While the script is definitely worth the praise, it should be noted that there is room for improvement. The dialogue tends to knock the player over the head with its themes, instead of subtly showing them. Take a drink every time Dutch says “we just need more money” and the issue becomes clear after passing out a couple of hours in.
5 Sadie Is Absent In The First Half Of RDR2 For A Reason
Sadie Adler has quickly become a fan favorite with her no-nonsense attitude and insistence on doing what she wants. Because of this, people are wondering why she is absent through a large portion of the beginning chapters. If she is so beloved, surely Rockstar would see this and utilize her whenever possible.
Seeing more of the heroine would have been nice, but keep in mind that she just starts the game going through a traumatic experience. Her husband and livelihood were violently taken from her, something that would take anybody time to grieve through and process. Her slow transformation into who she is by the end makes her arc all the more powerful.
4 The Controls Aren't Always Great
Red Dead Redemption 2 attempts to simulate the Wild West experience through modern gaming. The player's access to the world is granted solely through the controller, and there are only so many buttons on these gadgets. Because of the sheer amount of activities, certain functions are mapped to the same button. Considering the complexity of the game, it rarely gets confused, but issues do occur.
There are times when the player may mash triangle to mount their horse, but instead tackle an innocent bystander. Other times, Arthur may accidentally board the wrong horse, triggering a wanted level. The world is so dynamic that issues like this are bound to happen, but it doesn't make them any less frustrating.
3 Red Dead Redemption Was A Huge Risk In 2010
These days, it may have seemed like it was a sure thing – the studio famous for innovating the open world genre tackling the Old West – but those who vividly remember events from over a decade ago can relay a different story. Rockstar's epic Western was quietly in development for half a decade, and the little news that did trickle out always spoke of a troubled production.
Once Red Dead Redemption hit store shelves, all worries were laid to rest, but this was no guarantee back in 2010. Despite some design similarities, the game was drastically different from Grand Theft Auto to the point where fans of the series may have felt alienated in the historical backdrop.
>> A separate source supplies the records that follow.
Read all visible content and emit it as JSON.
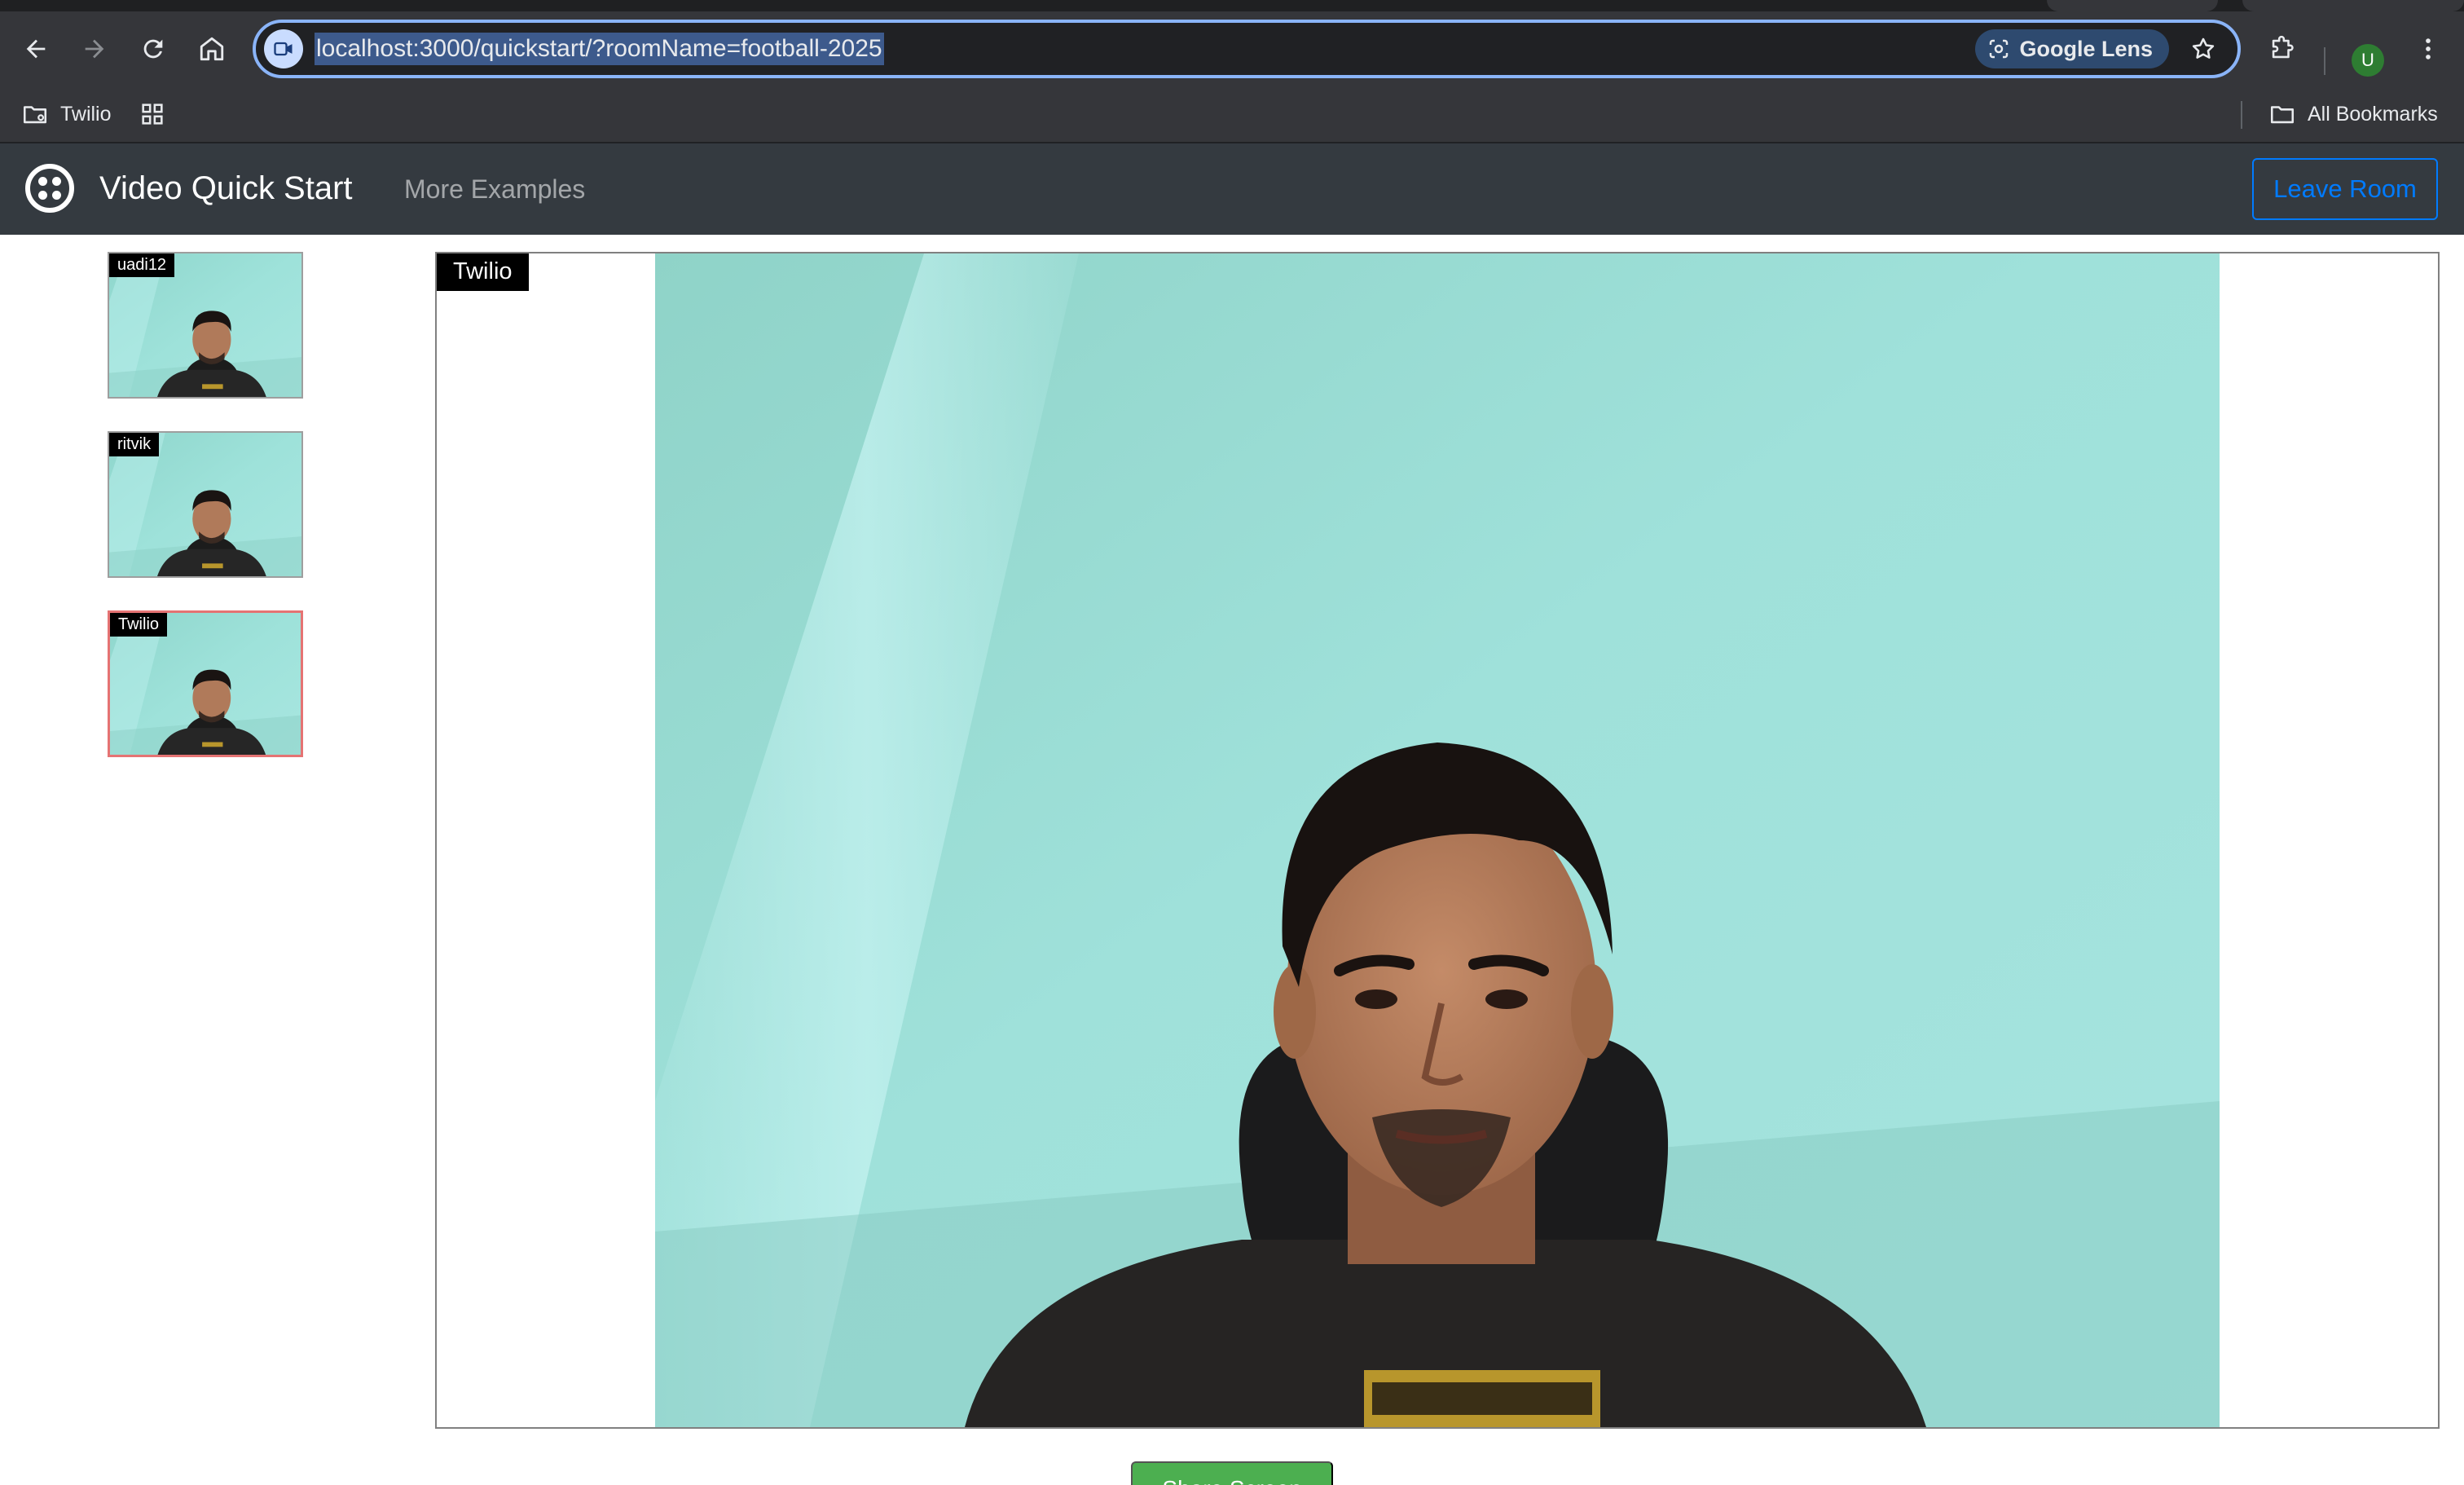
{
  "browser": {
    "url": "localhost:3000/quickstart/?roomName=football-2025",
    "lens_label": "Google Lens",
    "profile_initial": "U",
    "bookmarks": {
      "folder_label": "Twilio",
      "all_bookmarks_label": "All Bookmarks"
    }
  },
  "navbar": {
    "title": "Video Quick Start",
    "more_examples_label": "More Examples",
    "leave_room_label": "Leave Room"
  },
  "participants": [
    {
      "name": "uadi12",
      "active": false
    },
    {
      "name": "ritvik",
      "active": false
    },
    {
      "name": "Twilio",
      "active": true
    }
  ],
  "main_video": {
    "participant_name": "Twilio"
  },
  "actions": {
    "share_screen_label": "Share Screen"
  },
  "colors": {
    "navbar_bg": "#343a40",
    "leave_room_accent": "#007bff",
    "active_border": "#e57373",
    "share_button": "#4caf50",
    "omnibox_focus": "#8ab4f8"
  }
}
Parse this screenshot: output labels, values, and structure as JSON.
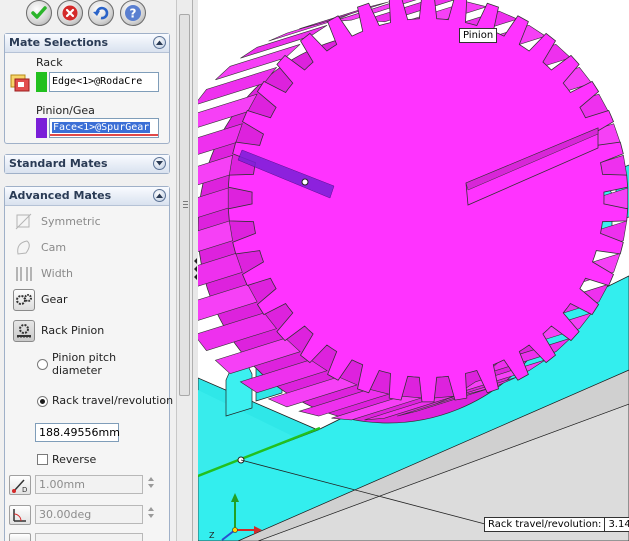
{
  "toolbar": {
    "ok_icon": "checkmark-icon",
    "cancel_icon": "x-icon",
    "undo_icon": "undo-icon",
    "help_icon": "help-icon"
  },
  "mate_selections": {
    "title": "Mate Selections",
    "rack_label": "Rack",
    "rack_value": "Edge<1>@RodaCre",
    "pinion_label": "Pinion/Gea",
    "pinion_value": "Face<1>@SpurGear",
    "rack_color": "#22c01e",
    "pinion_color": "#7a1fd8"
  },
  "standard_mates": {
    "title": "Standard Mates"
  },
  "advanced_mates": {
    "title": "Advanced Mates",
    "items": [
      {
        "label": "Symmetric",
        "icon": "symmetric-icon",
        "enabled": false
      },
      {
        "label": "Cam",
        "icon": "cam-icon",
        "enabled": false
      },
      {
        "label": "Width",
        "icon": "width-icon",
        "enabled": false
      },
      {
        "label": "Gear",
        "icon": "gear-icon",
        "enabled": true
      },
      {
        "label": "Rack Pinion",
        "icon": "rack-pinion-icon",
        "enabled": true,
        "selected": true
      }
    ],
    "option_pitch_line1": "Pinion pitch",
    "option_pitch_line2": "diameter",
    "option_travel": "Rack travel/revolution",
    "travel_value": "188.49556mm",
    "reverse_label": "Reverse",
    "distance_value": "1.00mm",
    "angle_value": "30.00deg"
  },
  "viewport": {
    "pinion_tag": "Pinion",
    "callout_label": "Rack travel/revolution:",
    "callout_value": "3.14",
    "gear_color": "#ff33ff",
    "rack_color": "#33ffff",
    "triad_label": "Z"
  }
}
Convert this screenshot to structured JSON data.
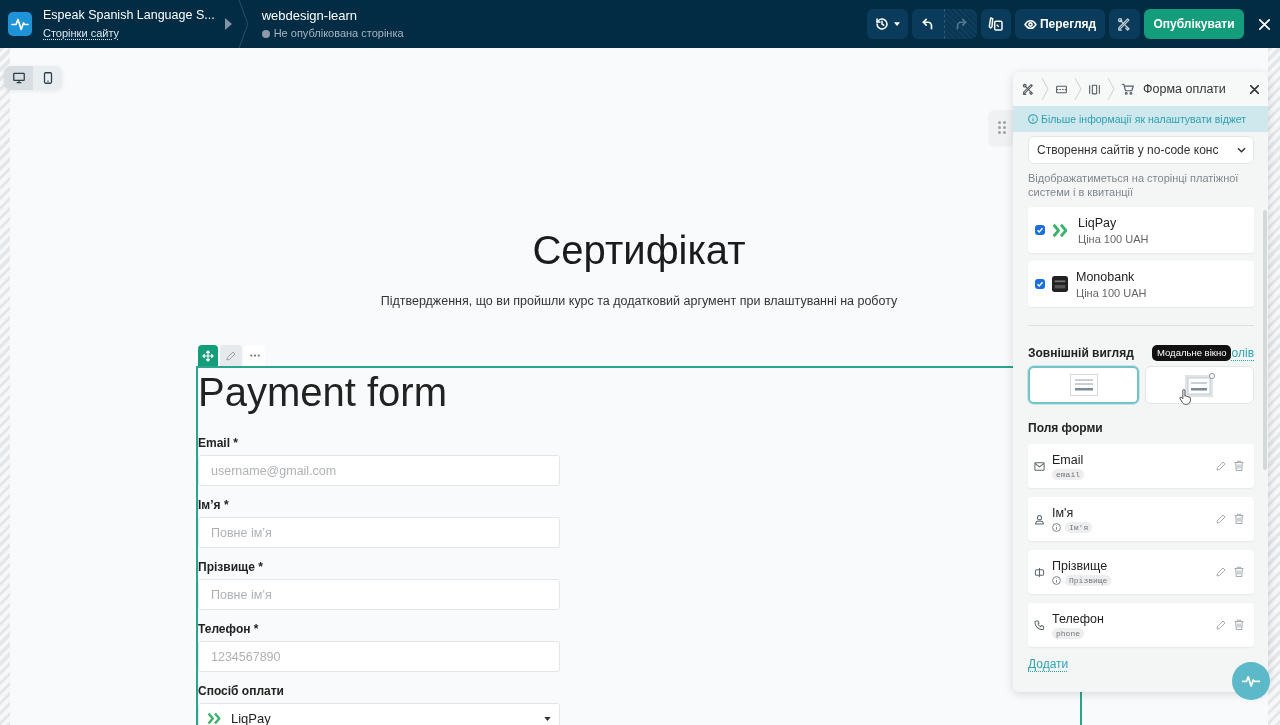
{
  "top_bar": {
    "site_name": "Espeak Spanish Language S...",
    "site_pages_link": "Сторінки сайту",
    "page_name": "webdesign-learn",
    "page_status": "Не опублікована сторінка",
    "undo": {
      "disabled": false
    },
    "redo": {
      "disabled": true
    },
    "preview_button": "Перегляд",
    "publish_button": "Опублікувати"
  },
  "device_toggle": [
    {
      "kind": "desktop",
      "selected": true
    },
    {
      "kind": "mobile",
      "selected": false
    }
  ],
  "page": {
    "heading": "Сертифікат",
    "subtitle": "Підтвердження, що ви пройшли курс та додатковий аргумент при влаштуванні на роботу",
    "payment_widget": {
      "title": "Payment form",
      "fields": [
        {
          "label": "Email *",
          "placeholder": "username@gmail.com"
        },
        {
          "label": "Ім’я *",
          "placeholder": "Повне ім’я"
        },
        {
          "label": "Прізвище *",
          "placeholder": "Повне ім’я"
        },
        {
          "label": "Телефон *",
          "placeholder": "1234567890"
        }
      ],
      "payment_method": {
        "label": "Спосіб оплати",
        "kind": "liqpay",
        "value": "LiqPay"
      }
    }
  },
  "settings_panel": {
    "title": "Форма оплати",
    "info_link": "Більше інформації як налаштувати віджет",
    "purpose_select": {
      "value": "Створення сайтів у no-code конс"
    },
    "purpose_hint": "Відображатиметься на сторінці платіжної системи і в квитанції",
    "payment_systems": [
      {
        "kind": "liqpay",
        "name": "LiqPay",
        "price": "Ціна 100 UAH",
        "checked": true
      },
      {
        "kind": "monobank",
        "name": "Monobank",
        "price": "Ціна 100 UAH",
        "checked": true
      }
    ],
    "appearance": {
      "title": "Зовнішній вигляд",
      "link": "олів",
      "tooltip": "Модальне вікно",
      "options": [
        {
          "kind": "inline",
          "selected": true
        },
        {
          "kind": "modal",
          "selected": false
        }
      ]
    },
    "form_fields": {
      "title": "Поля форми",
      "items": [
        {
          "kind": "email",
          "name": "Email",
          "key": "email",
          "info_icon": false
        },
        {
          "kind": "person",
          "name": "Ім'я",
          "key": "Ім'я",
          "info_icon": true
        },
        {
          "kind": "surname",
          "name": "Прізвище",
          "key": "Прізвище",
          "info_icon": true
        },
        {
          "kind": "phone",
          "name": "Телефон",
          "key": "phone",
          "info_icon": false
        }
      ],
      "add_link": "Додати"
    }
  }
}
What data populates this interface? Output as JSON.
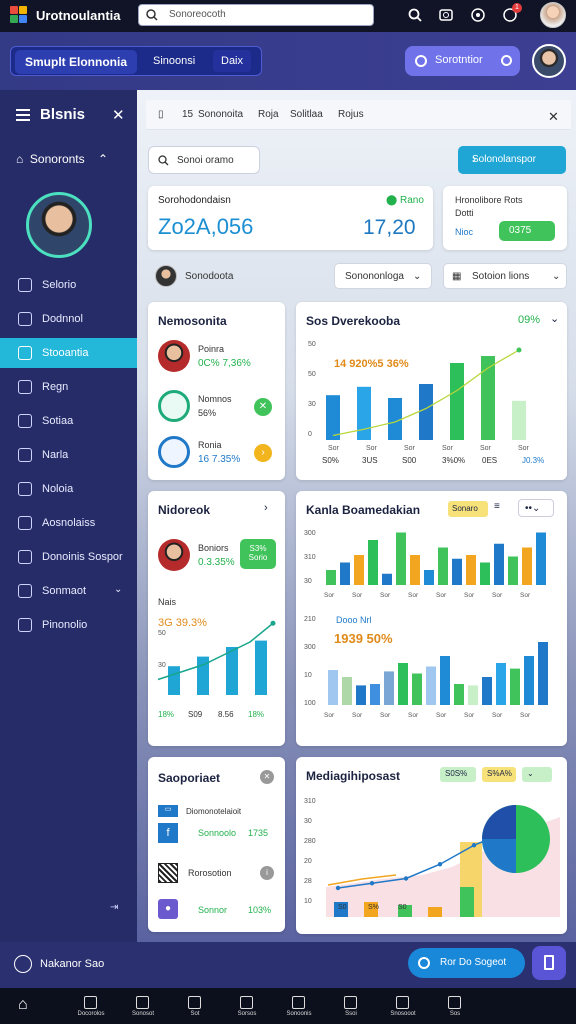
{
  "app": {
    "title": "Urotnoulantia",
    "search_placeholder": "Sonoreocoth"
  },
  "topbar": {
    "notification_count": "1"
  },
  "secondbar": {
    "tab1": "Smuplt Elonnonia",
    "tab2": "Sinoonsi",
    "tab3": "Daix",
    "action": "Sorotntior"
  },
  "sidebar": {
    "title": "Blsnis",
    "home": "Sonoronts",
    "items": [
      {
        "label": "Selorio",
        "icon": "camera-icon"
      },
      {
        "label": "Dodnnol",
        "icon": "document-icon"
      },
      {
        "label": "Stooantia",
        "icon": "message-icon",
        "active": true
      },
      {
        "label": "Regn",
        "icon": "comment-icon"
      },
      {
        "label": "Sotiaa",
        "icon": "user-icon"
      },
      {
        "label": "Narla",
        "icon": "person-icon"
      },
      {
        "label": "Noloia",
        "icon": "mail-icon"
      },
      {
        "label": "Aosnolaiss",
        "icon": "calendar-icon"
      },
      {
        "label": "Donoinis Sospor",
        "icon": "clock-icon"
      },
      {
        "label": "Sonmaot",
        "icon": "chat-icon"
      },
      {
        "label": "Pinonolio",
        "icon": "edit-icon"
      }
    ],
    "footer": "Nakanor Sao"
  },
  "breadcrumb": [
    "15",
    "Sononoita",
    "Roja",
    "Solitlaa",
    "Rojus"
  ],
  "toolbar": {
    "search_label": "Sonoi oramo",
    "action_button": "Solonolanspor"
  },
  "kpi": {
    "title": "Sorohodondaisn",
    "badge": "Rano",
    "value_left": "Zo2A,056",
    "value_right": "17,20",
    "side_title": "Hronolibore Rots",
    "side_sub": "Dotti",
    "side_label": "Nioc",
    "side_value": "0375"
  },
  "filters": {
    "user_label": "Sonodoota",
    "dropdown1": "Sonononloga",
    "dropdown2": "Sotoion lions"
  },
  "panel_people": {
    "title": "Nemosonita",
    "people": [
      {
        "name": "Poinra",
        "value": "0C% 7,36%"
      },
      {
        "name": "Nomnos",
        "value": "56%"
      },
      {
        "name": "Ronia",
        "value": "16 7.35%"
      }
    ]
  },
  "panel_growth": {
    "title": "Sos Dverekooba",
    "percent": "09%",
    "callout": "14 920%5 36%",
    "yticks": [
      "50",
      "50",
      "30",
      "0"
    ],
    "xticks": [
      "Sor",
      "Sor",
      "Sor",
      "Sor",
      "Sor",
      "Sor"
    ],
    "footer": [
      "S0%",
      "3US",
      "S00",
      "3%0%",
      "0ES",
      "J0.3%"
    ]
  },
  "panel_network": {
    "title": "Nidoreok",
    "person": "Boniors",
    "percent": "0.3.35%",
    "badge": "S3% Sorio",
    "label": "Nais",
    "value": "3G 39.3%",
    "yticks": [
      "50",
      "30"
    ],
    "footer": [
      "18%",
      "S09",
      "8.56",
      "18%"
    ]
  },
  "panel_bars": {
    "title": "Kanla Boamedakian",
    "badge": "Sonaro",
    "subtitle": "Dooo Nrl",
    "value": "1939 50%",
    "yticks": [
      "300",
      "310",
      "30",
      "210",
      "300",
      "10",
      "100"
    ],
    "xticks": [
      "Sor",
      "Sor",
      "Sor",
      "Sor",
      "Sor",
      "Sor",
      "Sor",
      "Sor"
    ]
  },
  "panel_list": {
    "title": "Saoporiaet",
    "rows": [
      {
        "label": "Diomonotelaioit",
        "value": "1735",
        "sub": "Sonnoolo"
      },
      {
        "label": "Rorosotion",
        "value": "",
        "sub": ""
      },
      {
        "label": "Sonnor",
        "value": "103%",
        "sub": ""
      }
    ]
  },
  "panel_combo": {
    "title": "Mediagihiposast",
    "chips": [
      "S0S%",
      "S%A%",
      ""
    ],
    "yticks": [
      "310",
      "30",
      "280",
      "20",
      "28",
      "10"
    ],
    "labels": [
      "S0",
      "S%",
      "S0"
    ]
  },
  "bottom_cta": {
    "label": "Ror Do Sogeot"
  },
  "bottom_nav": [
    "Docorolos",
    "Sonosot",
    "Sot",
    "Sorsos",
    "Sonoonis",
    "Ssoi",
    "Snosooot",
    "Sos"
  ],
  "chart_data": [
    {
      "type": "bar",
      "title": "Sos Dverekooba",
      "values": [
        32,
        38,
        30,
        40,
        55,
        60,
        28
      ],
      "line": [
        5,
        12,
        20,
        35,
        55,
        80,
        100
      ]
    },
    {
      "type": "line",
      "title": "Nidoreok",
      "values": [
        10,
        20,
        30,
        45,
        60,
        85
      ]
    },
    {
      "type": "bar",
      "title": "Kanla Boamedakian",
      "values": [
        20,
        30,
        40,
        60,
        15,
        70,
        40,
        20,
        50,
        35,
        40,
        30,
        55,
        38,
        50,
        70
      ]
    },
    {
      "type": "area",
      "title": "Mediagihiposast",
      "values": [
        20,
        25,
        30,
        45,
        65,
        80
      ]
    }
  ],
  "colors": {
    "accent": "#1fa6d4",
    "brand": "#2d3fb0",
    "sidebar": "#262c68",
    "green": "#22b14c"
  }
}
2 Dutch Was Always A Bad Person
One of the saddest parts of this tragic tale is seeing Arthur Morgan's father figure, Dutch van der Linde, descend into madness. He starts the game as an honorable criminal, claiming to only steal from those that deserve it. However, right from the outset, one can see cracks in his philosophy.
The game opens in the aftermath of a botched bank robbery. The events of the robbery are called into question as Arthur hears of Dutch needlessly mowing down an innocent hostage (it is the first of several red flags early on). Really, the biggest change is Dutch becoming more selfish and considering the gang expendable. He was always doing bad things, just for the sake of his so-called family.
1 Red Dead Redemption 2 Does Play Like The First One, And That's Fine
When discussing the newest entry, people will often say “they spend eight years making it and it controls exactly the same!” This is true, but what exactly is wrong with that? Just because it is the second part does not mean they have to completely flip the control scheme.
There are arguments to be made for changing up the layout in general for Rockstar games, but this title adds more to the formula than GTA V did after GTA IV, and few people complained about the fifth entry in that series. It's fine if people have a problem with the controls in general, but if somebody liked it in 2010, it is still functional today.
What are your favorite things about the Red Dead Redemption series? Let us know in the comments!